§ **MATERIAL SHOWN**:

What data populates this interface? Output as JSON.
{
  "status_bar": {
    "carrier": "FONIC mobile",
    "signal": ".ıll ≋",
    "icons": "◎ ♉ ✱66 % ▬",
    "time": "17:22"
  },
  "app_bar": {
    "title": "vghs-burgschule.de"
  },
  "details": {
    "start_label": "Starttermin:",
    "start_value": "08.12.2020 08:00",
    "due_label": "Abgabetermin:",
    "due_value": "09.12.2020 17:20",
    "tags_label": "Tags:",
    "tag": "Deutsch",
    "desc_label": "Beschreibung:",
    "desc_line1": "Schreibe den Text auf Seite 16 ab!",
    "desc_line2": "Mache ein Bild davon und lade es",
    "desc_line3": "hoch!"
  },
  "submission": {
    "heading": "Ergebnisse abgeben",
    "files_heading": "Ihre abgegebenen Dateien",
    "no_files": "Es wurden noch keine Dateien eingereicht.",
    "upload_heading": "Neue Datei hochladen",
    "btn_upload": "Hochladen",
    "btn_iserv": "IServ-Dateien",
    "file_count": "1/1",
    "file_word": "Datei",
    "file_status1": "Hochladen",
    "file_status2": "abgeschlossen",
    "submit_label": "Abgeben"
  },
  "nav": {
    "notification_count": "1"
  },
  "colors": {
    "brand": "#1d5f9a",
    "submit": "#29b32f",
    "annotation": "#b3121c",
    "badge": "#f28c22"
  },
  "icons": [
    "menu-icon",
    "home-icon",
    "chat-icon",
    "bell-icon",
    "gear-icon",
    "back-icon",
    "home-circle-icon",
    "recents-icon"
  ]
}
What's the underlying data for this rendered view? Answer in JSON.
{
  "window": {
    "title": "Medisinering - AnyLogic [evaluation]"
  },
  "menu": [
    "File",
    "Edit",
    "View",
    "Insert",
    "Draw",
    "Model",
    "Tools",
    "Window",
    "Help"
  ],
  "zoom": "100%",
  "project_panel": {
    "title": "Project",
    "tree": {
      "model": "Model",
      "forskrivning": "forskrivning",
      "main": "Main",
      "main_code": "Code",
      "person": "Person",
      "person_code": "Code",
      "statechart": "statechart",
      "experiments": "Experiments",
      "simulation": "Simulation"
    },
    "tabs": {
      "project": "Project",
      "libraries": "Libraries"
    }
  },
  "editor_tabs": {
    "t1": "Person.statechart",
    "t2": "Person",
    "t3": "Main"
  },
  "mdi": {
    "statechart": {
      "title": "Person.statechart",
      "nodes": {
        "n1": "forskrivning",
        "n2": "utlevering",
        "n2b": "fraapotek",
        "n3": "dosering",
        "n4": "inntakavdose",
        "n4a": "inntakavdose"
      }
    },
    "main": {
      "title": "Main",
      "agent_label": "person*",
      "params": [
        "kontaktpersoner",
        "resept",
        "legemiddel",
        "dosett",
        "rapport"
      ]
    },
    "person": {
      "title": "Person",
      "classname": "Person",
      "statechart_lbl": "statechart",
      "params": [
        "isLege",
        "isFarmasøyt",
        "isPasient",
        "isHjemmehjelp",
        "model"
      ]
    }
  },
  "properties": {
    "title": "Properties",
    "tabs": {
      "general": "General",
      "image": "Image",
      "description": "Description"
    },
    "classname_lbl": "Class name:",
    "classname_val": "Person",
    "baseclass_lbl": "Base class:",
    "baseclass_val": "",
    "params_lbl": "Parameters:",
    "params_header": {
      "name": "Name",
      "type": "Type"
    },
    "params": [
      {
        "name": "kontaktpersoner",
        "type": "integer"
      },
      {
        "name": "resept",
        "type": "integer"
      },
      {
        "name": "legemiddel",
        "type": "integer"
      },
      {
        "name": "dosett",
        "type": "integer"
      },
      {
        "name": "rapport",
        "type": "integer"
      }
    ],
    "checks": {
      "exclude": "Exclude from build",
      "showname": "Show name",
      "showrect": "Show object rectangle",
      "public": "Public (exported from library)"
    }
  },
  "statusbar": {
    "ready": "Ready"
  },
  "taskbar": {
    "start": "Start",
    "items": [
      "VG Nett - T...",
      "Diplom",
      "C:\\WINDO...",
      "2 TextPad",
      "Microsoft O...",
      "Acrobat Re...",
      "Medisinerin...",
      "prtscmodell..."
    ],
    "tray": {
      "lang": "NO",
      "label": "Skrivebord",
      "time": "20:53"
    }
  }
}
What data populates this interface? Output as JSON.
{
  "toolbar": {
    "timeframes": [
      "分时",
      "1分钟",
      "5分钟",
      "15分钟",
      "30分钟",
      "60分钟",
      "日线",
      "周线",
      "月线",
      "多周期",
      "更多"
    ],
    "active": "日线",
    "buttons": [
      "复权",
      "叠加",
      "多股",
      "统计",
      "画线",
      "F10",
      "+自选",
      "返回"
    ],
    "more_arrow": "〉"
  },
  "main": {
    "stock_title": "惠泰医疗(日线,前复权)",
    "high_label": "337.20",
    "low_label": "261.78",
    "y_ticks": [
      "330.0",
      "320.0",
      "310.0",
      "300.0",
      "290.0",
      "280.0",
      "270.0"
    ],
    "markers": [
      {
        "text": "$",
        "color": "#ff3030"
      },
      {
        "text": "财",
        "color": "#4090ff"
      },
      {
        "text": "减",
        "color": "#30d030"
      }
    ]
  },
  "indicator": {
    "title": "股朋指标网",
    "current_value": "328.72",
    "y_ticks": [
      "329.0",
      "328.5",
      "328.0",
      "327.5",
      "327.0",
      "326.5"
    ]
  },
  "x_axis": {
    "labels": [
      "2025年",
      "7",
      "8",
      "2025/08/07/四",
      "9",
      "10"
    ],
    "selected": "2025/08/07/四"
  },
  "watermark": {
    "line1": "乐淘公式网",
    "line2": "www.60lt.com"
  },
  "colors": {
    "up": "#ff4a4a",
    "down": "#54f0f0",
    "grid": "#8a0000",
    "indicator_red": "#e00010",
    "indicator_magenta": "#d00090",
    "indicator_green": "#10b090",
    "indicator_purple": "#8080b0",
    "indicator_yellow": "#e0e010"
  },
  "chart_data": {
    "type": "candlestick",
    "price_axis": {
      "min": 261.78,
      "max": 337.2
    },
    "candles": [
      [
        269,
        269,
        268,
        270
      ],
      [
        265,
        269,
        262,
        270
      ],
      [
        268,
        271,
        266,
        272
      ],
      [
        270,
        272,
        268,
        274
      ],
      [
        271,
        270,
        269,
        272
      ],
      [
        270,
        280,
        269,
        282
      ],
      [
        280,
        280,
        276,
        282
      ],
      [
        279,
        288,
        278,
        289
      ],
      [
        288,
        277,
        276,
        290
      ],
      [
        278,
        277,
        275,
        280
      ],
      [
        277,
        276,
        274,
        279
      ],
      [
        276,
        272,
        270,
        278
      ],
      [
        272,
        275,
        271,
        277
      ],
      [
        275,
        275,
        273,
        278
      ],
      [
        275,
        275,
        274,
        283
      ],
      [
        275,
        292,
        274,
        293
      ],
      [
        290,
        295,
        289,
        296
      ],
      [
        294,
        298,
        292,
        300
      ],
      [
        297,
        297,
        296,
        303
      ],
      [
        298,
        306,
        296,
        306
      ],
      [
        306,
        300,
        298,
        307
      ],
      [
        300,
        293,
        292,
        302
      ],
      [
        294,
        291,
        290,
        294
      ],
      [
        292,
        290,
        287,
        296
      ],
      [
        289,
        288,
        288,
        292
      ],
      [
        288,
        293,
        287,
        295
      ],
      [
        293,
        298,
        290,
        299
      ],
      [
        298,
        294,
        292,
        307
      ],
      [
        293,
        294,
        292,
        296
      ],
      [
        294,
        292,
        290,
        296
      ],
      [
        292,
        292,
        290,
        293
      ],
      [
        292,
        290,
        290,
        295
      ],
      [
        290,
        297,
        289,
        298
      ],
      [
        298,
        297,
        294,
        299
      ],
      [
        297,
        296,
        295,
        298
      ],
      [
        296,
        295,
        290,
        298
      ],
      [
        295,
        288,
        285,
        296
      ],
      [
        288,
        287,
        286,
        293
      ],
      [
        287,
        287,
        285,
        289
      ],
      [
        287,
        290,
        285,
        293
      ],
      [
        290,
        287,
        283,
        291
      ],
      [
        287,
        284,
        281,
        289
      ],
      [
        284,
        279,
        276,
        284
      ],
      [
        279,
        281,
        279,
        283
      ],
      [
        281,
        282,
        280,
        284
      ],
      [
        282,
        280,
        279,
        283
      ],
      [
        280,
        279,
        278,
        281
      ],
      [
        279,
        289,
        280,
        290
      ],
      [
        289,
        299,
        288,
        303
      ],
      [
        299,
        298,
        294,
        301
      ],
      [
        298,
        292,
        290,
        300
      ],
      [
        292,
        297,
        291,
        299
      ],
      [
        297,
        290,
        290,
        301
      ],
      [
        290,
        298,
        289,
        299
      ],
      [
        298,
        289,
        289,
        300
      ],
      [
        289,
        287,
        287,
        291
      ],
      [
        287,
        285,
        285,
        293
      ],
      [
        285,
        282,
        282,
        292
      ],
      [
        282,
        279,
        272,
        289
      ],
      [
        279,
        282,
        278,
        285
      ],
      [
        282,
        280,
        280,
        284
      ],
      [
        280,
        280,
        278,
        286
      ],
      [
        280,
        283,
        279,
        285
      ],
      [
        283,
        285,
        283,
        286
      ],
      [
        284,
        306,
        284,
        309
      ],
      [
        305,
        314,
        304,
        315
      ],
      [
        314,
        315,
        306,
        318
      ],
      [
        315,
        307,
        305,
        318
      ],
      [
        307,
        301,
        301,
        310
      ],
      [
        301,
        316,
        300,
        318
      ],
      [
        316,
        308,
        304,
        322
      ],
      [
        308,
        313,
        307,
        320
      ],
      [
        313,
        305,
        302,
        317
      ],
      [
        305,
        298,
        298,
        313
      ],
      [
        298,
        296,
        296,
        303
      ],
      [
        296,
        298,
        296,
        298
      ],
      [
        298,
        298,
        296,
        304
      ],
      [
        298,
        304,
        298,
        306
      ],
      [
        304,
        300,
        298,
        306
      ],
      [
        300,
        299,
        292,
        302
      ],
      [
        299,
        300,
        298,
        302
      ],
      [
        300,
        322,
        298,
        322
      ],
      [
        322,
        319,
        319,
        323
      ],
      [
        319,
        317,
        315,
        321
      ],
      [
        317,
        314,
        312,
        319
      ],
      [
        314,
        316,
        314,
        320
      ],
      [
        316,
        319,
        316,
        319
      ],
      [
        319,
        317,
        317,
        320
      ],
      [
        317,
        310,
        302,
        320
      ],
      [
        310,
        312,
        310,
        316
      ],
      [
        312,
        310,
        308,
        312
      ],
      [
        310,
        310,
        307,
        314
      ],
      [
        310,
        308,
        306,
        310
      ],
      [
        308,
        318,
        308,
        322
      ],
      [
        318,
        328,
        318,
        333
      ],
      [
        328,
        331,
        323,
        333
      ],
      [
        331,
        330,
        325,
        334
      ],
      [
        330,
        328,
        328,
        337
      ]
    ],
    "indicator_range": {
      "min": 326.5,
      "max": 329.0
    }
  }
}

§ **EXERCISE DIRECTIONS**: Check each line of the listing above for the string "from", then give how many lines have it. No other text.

§ **RESPONSE AREA**: 2